▶
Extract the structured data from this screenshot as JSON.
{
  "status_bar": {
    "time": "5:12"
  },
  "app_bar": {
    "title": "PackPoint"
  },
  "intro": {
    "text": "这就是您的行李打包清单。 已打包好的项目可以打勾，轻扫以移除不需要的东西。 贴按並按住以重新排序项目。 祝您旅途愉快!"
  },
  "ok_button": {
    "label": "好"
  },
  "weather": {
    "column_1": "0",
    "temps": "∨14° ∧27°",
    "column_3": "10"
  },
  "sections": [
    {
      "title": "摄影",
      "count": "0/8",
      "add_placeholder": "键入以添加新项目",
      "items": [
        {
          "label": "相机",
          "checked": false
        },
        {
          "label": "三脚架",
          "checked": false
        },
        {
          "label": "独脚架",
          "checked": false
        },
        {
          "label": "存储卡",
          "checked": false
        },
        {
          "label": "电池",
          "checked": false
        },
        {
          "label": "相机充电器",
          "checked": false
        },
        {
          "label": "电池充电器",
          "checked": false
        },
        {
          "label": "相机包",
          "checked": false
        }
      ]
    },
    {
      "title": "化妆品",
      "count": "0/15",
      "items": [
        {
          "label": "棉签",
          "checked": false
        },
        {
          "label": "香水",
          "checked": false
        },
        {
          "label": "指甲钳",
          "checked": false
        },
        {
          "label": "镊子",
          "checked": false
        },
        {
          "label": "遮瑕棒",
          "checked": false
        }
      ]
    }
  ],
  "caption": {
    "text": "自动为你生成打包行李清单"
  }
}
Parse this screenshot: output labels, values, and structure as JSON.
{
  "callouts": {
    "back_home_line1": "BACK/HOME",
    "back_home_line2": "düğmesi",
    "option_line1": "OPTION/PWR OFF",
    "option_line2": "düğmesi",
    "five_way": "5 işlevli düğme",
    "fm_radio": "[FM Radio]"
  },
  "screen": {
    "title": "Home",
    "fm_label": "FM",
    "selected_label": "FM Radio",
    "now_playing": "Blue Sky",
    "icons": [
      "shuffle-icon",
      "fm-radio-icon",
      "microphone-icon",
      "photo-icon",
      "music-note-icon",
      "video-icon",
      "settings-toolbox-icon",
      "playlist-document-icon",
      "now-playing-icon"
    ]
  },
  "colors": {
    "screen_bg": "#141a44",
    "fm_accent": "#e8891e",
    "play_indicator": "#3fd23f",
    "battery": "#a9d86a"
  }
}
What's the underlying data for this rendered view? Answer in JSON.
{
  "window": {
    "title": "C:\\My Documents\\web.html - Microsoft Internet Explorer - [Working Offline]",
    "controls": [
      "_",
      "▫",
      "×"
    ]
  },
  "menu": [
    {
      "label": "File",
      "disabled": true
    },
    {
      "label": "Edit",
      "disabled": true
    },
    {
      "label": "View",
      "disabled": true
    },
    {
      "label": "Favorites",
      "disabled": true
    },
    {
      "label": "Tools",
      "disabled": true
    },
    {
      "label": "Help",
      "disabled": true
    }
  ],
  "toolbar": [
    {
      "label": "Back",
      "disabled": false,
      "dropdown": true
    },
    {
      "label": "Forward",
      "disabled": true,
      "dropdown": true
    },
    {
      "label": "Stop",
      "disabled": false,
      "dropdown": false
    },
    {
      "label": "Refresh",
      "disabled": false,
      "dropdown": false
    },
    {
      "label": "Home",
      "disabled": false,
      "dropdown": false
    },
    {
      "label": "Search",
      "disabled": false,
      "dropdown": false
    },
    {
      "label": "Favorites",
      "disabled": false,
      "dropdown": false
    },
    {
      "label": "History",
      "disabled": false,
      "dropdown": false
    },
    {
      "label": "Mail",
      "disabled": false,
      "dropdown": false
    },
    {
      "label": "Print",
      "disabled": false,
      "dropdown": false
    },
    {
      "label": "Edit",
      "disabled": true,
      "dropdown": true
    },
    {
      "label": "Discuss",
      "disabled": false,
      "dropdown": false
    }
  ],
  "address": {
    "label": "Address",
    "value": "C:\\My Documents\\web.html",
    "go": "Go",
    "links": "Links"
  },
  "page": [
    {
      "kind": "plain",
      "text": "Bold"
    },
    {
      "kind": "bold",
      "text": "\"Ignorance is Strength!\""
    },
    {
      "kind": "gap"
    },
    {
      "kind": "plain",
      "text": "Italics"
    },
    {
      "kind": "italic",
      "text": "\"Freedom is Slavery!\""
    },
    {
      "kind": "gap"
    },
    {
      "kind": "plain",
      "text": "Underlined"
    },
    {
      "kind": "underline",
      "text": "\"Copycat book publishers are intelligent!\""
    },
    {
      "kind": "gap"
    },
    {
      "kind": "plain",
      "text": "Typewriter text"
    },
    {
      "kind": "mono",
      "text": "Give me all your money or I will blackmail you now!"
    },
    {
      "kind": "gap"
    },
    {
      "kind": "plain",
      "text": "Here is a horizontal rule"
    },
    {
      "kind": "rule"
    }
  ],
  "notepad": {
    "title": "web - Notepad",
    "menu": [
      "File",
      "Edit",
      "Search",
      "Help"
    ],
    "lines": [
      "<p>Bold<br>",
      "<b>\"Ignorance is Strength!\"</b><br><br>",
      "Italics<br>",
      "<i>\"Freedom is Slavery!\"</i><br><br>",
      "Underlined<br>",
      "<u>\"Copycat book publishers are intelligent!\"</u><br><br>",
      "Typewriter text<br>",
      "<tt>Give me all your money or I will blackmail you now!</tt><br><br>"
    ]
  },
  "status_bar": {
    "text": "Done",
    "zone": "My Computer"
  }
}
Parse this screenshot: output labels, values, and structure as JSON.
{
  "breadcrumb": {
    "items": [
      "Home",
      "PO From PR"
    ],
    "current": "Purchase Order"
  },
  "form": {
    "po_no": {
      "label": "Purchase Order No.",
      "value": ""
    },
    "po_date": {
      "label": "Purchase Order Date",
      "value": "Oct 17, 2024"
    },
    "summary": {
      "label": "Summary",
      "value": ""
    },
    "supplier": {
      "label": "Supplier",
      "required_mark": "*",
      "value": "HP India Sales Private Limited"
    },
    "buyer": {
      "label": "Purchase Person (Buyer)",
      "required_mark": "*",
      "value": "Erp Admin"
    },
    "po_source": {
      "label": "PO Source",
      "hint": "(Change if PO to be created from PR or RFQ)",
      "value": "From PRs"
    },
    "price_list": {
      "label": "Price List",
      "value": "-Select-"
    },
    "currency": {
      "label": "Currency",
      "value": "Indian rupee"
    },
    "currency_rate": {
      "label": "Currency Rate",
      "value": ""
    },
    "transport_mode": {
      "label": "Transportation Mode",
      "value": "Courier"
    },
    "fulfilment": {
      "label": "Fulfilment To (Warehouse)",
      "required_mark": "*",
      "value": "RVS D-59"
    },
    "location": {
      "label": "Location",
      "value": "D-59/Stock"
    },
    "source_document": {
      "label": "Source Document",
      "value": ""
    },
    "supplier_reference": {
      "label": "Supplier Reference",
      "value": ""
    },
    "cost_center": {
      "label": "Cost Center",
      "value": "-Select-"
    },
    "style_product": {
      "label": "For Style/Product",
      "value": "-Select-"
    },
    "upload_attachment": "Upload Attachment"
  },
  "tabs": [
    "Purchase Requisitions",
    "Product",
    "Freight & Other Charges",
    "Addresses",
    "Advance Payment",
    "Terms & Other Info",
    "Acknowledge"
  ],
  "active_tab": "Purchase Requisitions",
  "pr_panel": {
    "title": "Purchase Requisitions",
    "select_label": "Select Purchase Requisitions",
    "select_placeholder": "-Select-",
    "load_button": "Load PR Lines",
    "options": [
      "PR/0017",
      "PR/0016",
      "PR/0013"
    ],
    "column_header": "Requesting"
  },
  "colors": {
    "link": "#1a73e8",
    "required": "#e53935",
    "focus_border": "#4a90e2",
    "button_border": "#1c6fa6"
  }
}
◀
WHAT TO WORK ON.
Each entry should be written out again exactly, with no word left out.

SOLVED EXERCISE.
Extract the structured data from this screenshot as JSON.
{
  "status_bar": {
    "time": "5:12"
  },
  "app_bar": {
    "title": "PackPoint"
  },
  "intro": {
    "text": "这就是您的行李打包清单。 已打包好的项目可以打勾，轻扫以移除不需要的东西。 贴按並按住以重新排序项目。 祝您旅途愉快!"
  },
  "ok_button": {
    "label": "好"
  },
  "weather": {
    "column_1": "0",
    "temps": "∨14° ∧27°",
    "column_3": "10"
  },
  "sections": [
    {
      "title": "摄影",
      "count": "0/8",
      "add_placeholder": "键入以添加新项目",
      "items": [
        {
          "label": "相机",
          "checked": false
        },
        {
          "label": "三脚架",
          "checked": false
        },
        {
          "label": "独脚架",
          "checked": false
        },
        {
          "label": "存储卡",
          "checked": false
        },
        {
          "label": "电池",
          "checked": false
        },
        {
          "label": "相机充电器",
          "checked": false
        },
        {
          "label": "电池充电器",
          "checked": false
        },
        {
          "label": "相机包",
          "checked": false
        }
      ]
    },
    {
      "title": "化妆品",
      "count": "0/15",
      "items": [
        {
          "label": "棉签",
          "checked": false
        },
        {
          "label": "香水",
          "checked": false
        },
        {
          "label": "指甲钳",
          "checked": false
        },
        {
          "label": "镊子",
          "checked": false
        },
        {
          "label": "遮瑕棒",
          "checked": false
        }
      ]
    }
  ],
  "caption": {
    "text": "自动为你生成打包行李清单"
  }
}
Parse this screenshot: output labels, values, and structure as JSON.
{
  "callouts": {
    "back_home_line1": "BACK/HOME",
    "back_home_line2": "düğmesi",
    "option_line1": "OPTION/PWR OFF",
    "option_line2": "düğmesi",
    "five_way": "5 işlevli düğme",
    "fm_radio": "[FM Radio]"
  },
  "screen": {
    "title": "Home",
    "fm_label": "FM",
    "selected_label": "FM Radio",
    "now_playing": "Blue Sky",
    "icons": [
      "shuffle-icon",
      "fm-radio-icon",
      "microphone-icon",
      "photo-icon",
      "music-note-icon",
      "video-icon",
      "settings-toolbox-icon",
      "playlist-document-icon",
      "now-playing-icon"
    ]
  },
  "colors": {
    "screen_bg": "#141a44",
    "fm_accent": "#e8891e",
    "play_indicator": "#3fd23f",
    "battery": "#a9d86a"
  }
}
What's the underlying data for this rendered view? Answer in JSON.
{
  "window": {
    "title": "C:\\My Documents\\web.html - Microsoft Internet Explorer - [Working Offline]",
    "controls": [
      "_",
      "▫",
      "×"
    ]
  },
  "menu": [
    {
      "label": "File",
      "disabled": true
    },
    {
      "label": "Edit",
      "disabled": true
    },
    {
      "label": "View",
      "disabled": true
    },
    {
      "label": "Favorites",
      "disabled": true
    },
    {
      "label": "Tools",
      "disabled": true
    },
    {
      "label": "Help",
      "disabled": true
    }
  ],
  "toolbar": [
    {
      "label": "Back",
      "disabled": false,
      "dropdown": true
    },
    {
      "label": "Forward",
      "disabled": true,
      "dropdown": true
    },
    {
      "label": "Stop",
      "disabled": false,
      "dropdown": false
    },
    {
      "label": "Refresh",
      "disabled": false,
      "dropdown": false
    },
    {
      "label": "Home",
      "disabled": false,
      "dropdown": false
    },
    {
      "label": "Search",
      "disabled": false,
      "dropdown": false
    },
    {
      "label": "Favorites",
      "disabled": false,
      "dropdown": false
    },
    {
      "label": "History",
      "disabled": false,
      "dropdown": false
    },
    {
      "label": "Mail",
      "disabled": false,
      "dropdown": false
    },
    {
      "label": "Print",
      "disabled": false,
      "dropdown": false
    },
    {
      "label": "Edit",
      "disabled": true,
      "dropdown": true
    },
    {
      "label": "Discuss",
      "disabled": false,
      "dropdown": false
    }
  ],
  "address": {
    "label": "Address",
    "value": "C:\\My Documents\\web.html",
    "go": "Go",
    "links": "Links"
  },
  "page": [
    {
      "kind": "plain",
      "text": "Bold"
    },
    {
      "kind": "bold",
      "text": "\"Ignorance is Strength!\""
    },
    {
      "kind": "gap"
    },
    {
      "kind": "plain",
      "text": "Italics"
    },
    {
      "kind": "italic",
      "text": "\"Freedom is Slavery!\""
    },
    {
      "kind": "gap"
    },
    {
      "kind": "plain",
      "text": "Underlined"
    },
    {
      "kind": "underline",
      "text": "\"Copycat book publishers are intelligent!\""
    },
    {
      "kind": "gap"
    },
    {
      "kind": "plain",
      "text": "Typewriter text"
    },
    {
      "kind": "mono",
      "text": "Give me all your money or I will blackmail you now!"
    },
    {
      "kind": "gap"
    },
    {
      "kind": "plain",
      "text": "Here is a horizontal rule"
    },
    {
      "kind": "rule"
    }
  ],
  "notepad": {
    "title": "web - Notepad",
    "menu": [
      "File",
      "Edit",
      "Search",
      "Help"
    ],
    "lines": [
      "<p>Bold<br>",
      "<b>\"Ignorance is Strength!\"</b><br><br>",
      "Italics<br>",
      "<i>\"Freedom is Slavery!\"</i><br><br>",
      "Underlined<br>",
      "<u>\"Copycat book publishers are intelligent!\"</u><br><br>",
      "Typewriter text<br>",
      "<tt>Give me all your money or I will blackmail you now!</tt><br><br>"
    ]
  },
  "status_bar": {
    "text": "Done",
    "zone": "My Computer"
  }
}
Parse this screenshot: output labels, values, and structure as JSON.
{
  "breadcrumb": {
    "items": [
      "Home",
      "PO From PR"
    ],
    "current": "Purchase Order"
  },
  "form": {
    "po_no": {
      "label": "Purchase Order No.",
      "value": ""
    },
    "po_date": {
      "label": "Purchase Order Date",
      "value": "Oct 17, 2024"
    },
    "summary": {
      "label": "Summary",
      "value": ""
    },
    "supplier": {
      "label": "Supplier",
      "required_mark": "*",
      "value": "HP India Sales Private Limited"
    },
    "buyer": {
      "label": "Purchase Person (Buyer)",
      "required_mark": "*",
      "value": "Erp Admin"
    },
    "po_source": {
      "label": "PO Source",
      "hint": "(Change if PO to be created from PR or RFQ)",
      "value": "From PRs"
    },
    "price_list": {
      "label": "Price List",
      "value": "-Select-"
    },
    "currency": {
      "label": "Currency",
      "value": "Indian rupee"
    },
    "currency_rate": {
      "label": "Currency Rate",
      "value": ""
    },
    "transport_mode": {
      "label": "Transportation Mode",
      "value": "Courier"
    },
    "fulfilment": {
      "label": "Fulfilment To (Warehouse)",
      "required_mark": "*",
      "value": "RVS D-59"
    },
    "location": {
      "label": "Location",
      "value": "D-59/Stock"
    },
    "source_document": {
      "label": "Source Document",
      "value": ""
    },
    "supplier_reference": {
      "label": "Supplier Reference",
      "value": ""
    },
    "cost_center": {
      "label": "Cost Center",
      "value": "-Select-"
    },
    "style_product": {
      "label": "For Style/Product",
      "value": "-Select-"
    },
    "upload_attachment": "Upload Attachment"
  },
  "tabs": [
    "Purchase Requisitions",
    "Product",
    "Freight & Other Charges",
    "Addresses",
    "Advance Payment",
    "Terms & Other Info",
    "Acknowledge"
  ],
  "active_tab": "Purchase Requisitions",
  "pr_panel": {
    "title": "Purchase Requisitions",
    "select_label": "Select Purchase Requisitions",
    "select_placeholder": "-Select-",
    "load_button": "Load PR Lines",
    "options": [
      "PR/0017",
      "PR/0016",
      "PR/0013"
    ],
    "column_header": "Requesting"
  },
  "colors": {
    "link": "#1a73e8",
    "required": "#e53935",
    "focus_border": "#4a90e2",
    "button_border": "#1c6fa6"
  }
}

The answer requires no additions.